Green took up his place at the front of the pack for the one-lap handicap. Harris was on a march from the green flag as he rapidly closed down on the leader Neil Scriven, but a mistimed hit on Samuel Brigg into turn one turned the Brigg car into Harris’s path and he found his route blocked.
By the time Harris had found a clear passage the pack had gone past and Scriven was able to take the win ahead of Danny Wainman, with Wainman Jnr third and Phoebe Wainman fourth. Green failed to finish with yet another front offside wheel sheering off.
And so four hours after the first race lined up, the opening Odsal fixture of 2021 had come to an end.
Was it a success? Of course, it was. In days gone by the number of rollovers reflected how entertaining a meeting was. There were at least five during the night. In modern day stock car racing, that is highly unusual. Each race had plenty of action and talking points.
There were plenty of lessons learned and improvements still to be made, with the health and safety procedures on track taking a while to adapt to, but the track surface itself held up well through the night, with a hole only developing late on in the Grand National in turn three.
A night out watching F1 stock car racing at Bradford will get better and better as the season progresses, particularly once the dreaded lockdown restrictions are completely lifted, hopefully on June 21 or not long after.
Bradford is like no other stadium in our orbit. It is a large amphitheatre that can create a unique atmosphere. And as I described in the introduction of my book Heavy Metal, the sport reflects the human psyche through the ages.
The Greeks introduced chariot racing to the masses and was continued by the Romans.

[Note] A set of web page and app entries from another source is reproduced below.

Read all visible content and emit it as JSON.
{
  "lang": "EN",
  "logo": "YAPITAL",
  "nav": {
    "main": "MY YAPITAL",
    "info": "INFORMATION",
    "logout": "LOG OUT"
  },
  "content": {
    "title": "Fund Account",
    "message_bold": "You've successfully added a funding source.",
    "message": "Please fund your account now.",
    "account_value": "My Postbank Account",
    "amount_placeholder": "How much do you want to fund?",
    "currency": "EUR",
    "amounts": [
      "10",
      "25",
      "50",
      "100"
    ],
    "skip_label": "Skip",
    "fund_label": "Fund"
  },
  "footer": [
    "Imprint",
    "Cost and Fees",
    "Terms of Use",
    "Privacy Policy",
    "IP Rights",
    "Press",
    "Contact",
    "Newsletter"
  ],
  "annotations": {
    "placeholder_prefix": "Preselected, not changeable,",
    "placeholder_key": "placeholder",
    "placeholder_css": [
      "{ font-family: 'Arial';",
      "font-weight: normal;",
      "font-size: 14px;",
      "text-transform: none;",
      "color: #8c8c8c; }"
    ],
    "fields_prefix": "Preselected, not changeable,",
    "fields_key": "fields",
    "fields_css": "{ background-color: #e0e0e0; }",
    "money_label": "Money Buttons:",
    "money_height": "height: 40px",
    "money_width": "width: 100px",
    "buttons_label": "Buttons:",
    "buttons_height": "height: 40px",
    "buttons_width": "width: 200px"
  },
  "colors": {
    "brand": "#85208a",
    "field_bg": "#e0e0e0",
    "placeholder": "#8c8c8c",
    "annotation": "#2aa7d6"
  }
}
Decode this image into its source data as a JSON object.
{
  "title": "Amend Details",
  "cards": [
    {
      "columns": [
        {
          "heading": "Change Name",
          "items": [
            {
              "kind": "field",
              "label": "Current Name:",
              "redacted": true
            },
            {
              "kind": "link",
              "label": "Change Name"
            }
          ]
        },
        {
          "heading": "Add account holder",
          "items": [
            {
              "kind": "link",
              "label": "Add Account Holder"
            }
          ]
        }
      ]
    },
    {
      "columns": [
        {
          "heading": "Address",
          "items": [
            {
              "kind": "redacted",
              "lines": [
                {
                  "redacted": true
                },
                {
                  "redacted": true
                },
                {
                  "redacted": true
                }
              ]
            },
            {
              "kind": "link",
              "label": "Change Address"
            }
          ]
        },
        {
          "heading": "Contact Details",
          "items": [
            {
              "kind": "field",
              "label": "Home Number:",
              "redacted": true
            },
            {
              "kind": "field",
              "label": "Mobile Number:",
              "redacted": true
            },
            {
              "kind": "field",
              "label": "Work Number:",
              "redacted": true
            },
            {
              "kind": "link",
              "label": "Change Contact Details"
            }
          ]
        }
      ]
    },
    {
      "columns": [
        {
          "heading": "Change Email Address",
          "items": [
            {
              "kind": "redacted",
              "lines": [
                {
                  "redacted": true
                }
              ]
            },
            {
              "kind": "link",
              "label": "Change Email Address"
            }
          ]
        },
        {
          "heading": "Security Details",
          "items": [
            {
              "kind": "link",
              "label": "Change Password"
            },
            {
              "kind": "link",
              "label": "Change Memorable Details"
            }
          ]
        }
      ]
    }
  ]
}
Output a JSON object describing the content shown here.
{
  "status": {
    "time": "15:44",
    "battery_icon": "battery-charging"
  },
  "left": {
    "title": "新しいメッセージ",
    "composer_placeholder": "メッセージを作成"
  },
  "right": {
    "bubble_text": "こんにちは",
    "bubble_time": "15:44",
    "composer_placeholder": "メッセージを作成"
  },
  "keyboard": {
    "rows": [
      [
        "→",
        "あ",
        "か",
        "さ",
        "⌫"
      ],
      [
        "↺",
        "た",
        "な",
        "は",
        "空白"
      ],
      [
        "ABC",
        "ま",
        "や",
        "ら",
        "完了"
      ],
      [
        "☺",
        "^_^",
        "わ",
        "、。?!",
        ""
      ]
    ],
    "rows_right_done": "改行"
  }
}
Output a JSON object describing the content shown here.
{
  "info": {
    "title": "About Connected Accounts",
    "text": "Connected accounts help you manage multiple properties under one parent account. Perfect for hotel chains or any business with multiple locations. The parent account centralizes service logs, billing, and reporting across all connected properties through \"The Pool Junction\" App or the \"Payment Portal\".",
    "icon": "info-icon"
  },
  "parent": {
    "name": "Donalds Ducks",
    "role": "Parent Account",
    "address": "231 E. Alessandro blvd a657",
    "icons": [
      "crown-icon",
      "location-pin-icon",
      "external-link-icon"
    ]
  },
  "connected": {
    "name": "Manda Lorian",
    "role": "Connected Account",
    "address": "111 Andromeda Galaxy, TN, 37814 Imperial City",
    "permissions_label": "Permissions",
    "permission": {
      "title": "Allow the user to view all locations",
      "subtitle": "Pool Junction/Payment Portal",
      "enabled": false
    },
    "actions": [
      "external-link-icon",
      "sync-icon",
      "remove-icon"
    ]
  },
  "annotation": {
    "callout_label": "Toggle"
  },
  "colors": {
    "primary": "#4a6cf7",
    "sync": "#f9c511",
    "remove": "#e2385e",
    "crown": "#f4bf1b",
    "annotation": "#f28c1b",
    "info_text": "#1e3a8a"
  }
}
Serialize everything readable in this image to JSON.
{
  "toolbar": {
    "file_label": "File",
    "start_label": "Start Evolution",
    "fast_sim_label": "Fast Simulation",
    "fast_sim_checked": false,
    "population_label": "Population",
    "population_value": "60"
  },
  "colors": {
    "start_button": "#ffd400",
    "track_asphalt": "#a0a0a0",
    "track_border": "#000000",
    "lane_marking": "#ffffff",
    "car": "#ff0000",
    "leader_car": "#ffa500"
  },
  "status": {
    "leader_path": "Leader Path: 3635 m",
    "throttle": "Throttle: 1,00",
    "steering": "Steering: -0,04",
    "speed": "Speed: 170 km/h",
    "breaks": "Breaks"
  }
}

Chariot racing was, in effect, a precursor to modern-day stock car racing and Odsal, by design, is the modern day equivalent of the Hippodrome.
© Neil Randon 2021
Photos: Neil Randon